Research on Effects of Cannabis within pregnancy’s:
The aim of this study was to review cannabis use during pregnancy and breastfeeding including epidemiological aspects, therapeutic or preventive strategies, and experimental considerations and results from animal models of perinatal cannabis exposure to research the underlying neurobiological mechanisms and to spot new therapeutic approaches.
A recent report revealed that among pregnant women aged 15–44, last month cannabis use prevalence was over 4.9%, raising to eight .5% within the 18–25-year-old age range. Pre- and post-natal exposure to cannabis could also be related to critical alterations within the newborn infants that are prolonged throughout childhood and adolescence.
Briefly, several reports revealed that perinatal cannabis exposure was related to low birth weight, reduction within the head circumference, cognitive deficits (attention, learning, and memory), disturbances in emotional response resulting in aggressiveness, high impulsivity, or affective disorders, and better risk to develop a substance use disorder. Furthermore, important neurobiological alterations in several neuromodulator and neurotransmission systems are related to cannabis effects during pregnancy and lactation.
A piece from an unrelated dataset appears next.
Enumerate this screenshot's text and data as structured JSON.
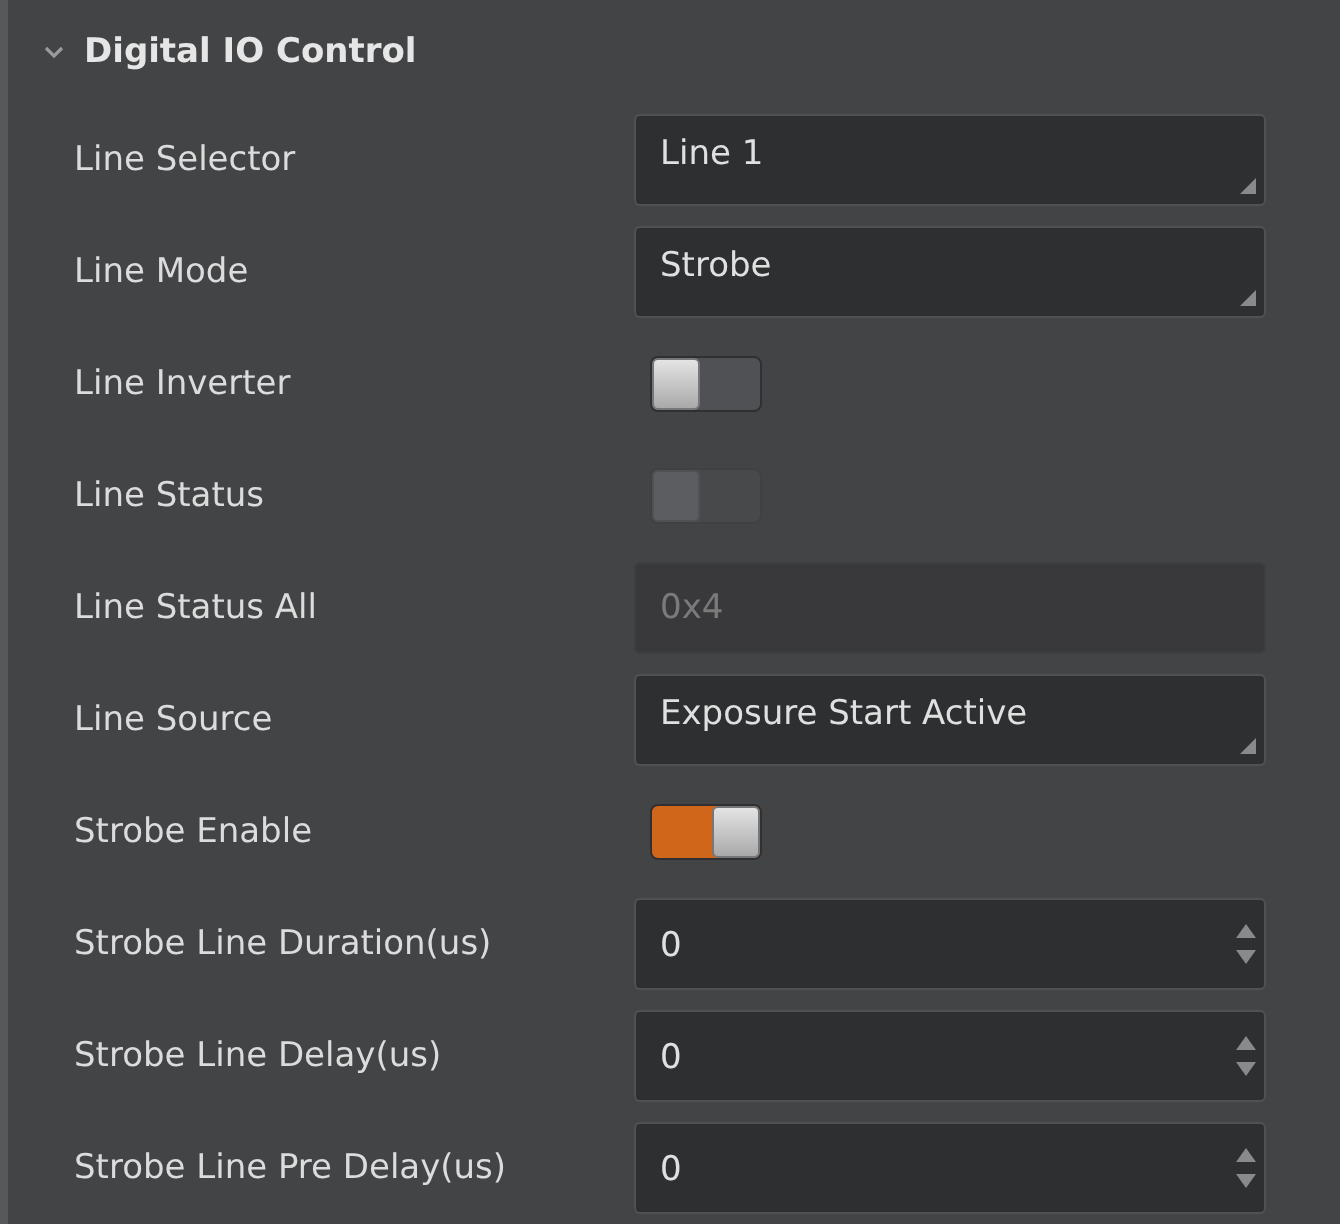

In spite of the evidences remarking the negative behavioral and neurobiological consequences of cannabis use in pregnant and breastfeeding women, there are still limitations to spot biomarkers that would help to determine preventive or therapeutic approaches. it’s difficult to define the direct association specifically with cannabis, avoiding other confusing factors, co-occurrence of other drugs consumption (mainly nicotine and alcohol), lifestyle, or socioeconomic factors.
Therefore, it’s necessary to progress within the characterization of short- and long-term cannabis exposure-related disturbances. Human research has shown that some babies born to women who used marijuana during their pregnancies display altered responses to visual stimuli, increased trembling, and a high-pitched cry, which could indicate problems with neurological development. In class , marijuana-exposed children are more likely to point out gaps in problem-solving skills, memory, and therefore the ability to stay attentive. More research is required, Prenatal marijuana exposure is additionally related to an increased likelihood of an individual using marijuana as a young adult, even when other factors that influence drug use are considered as cannabis effects.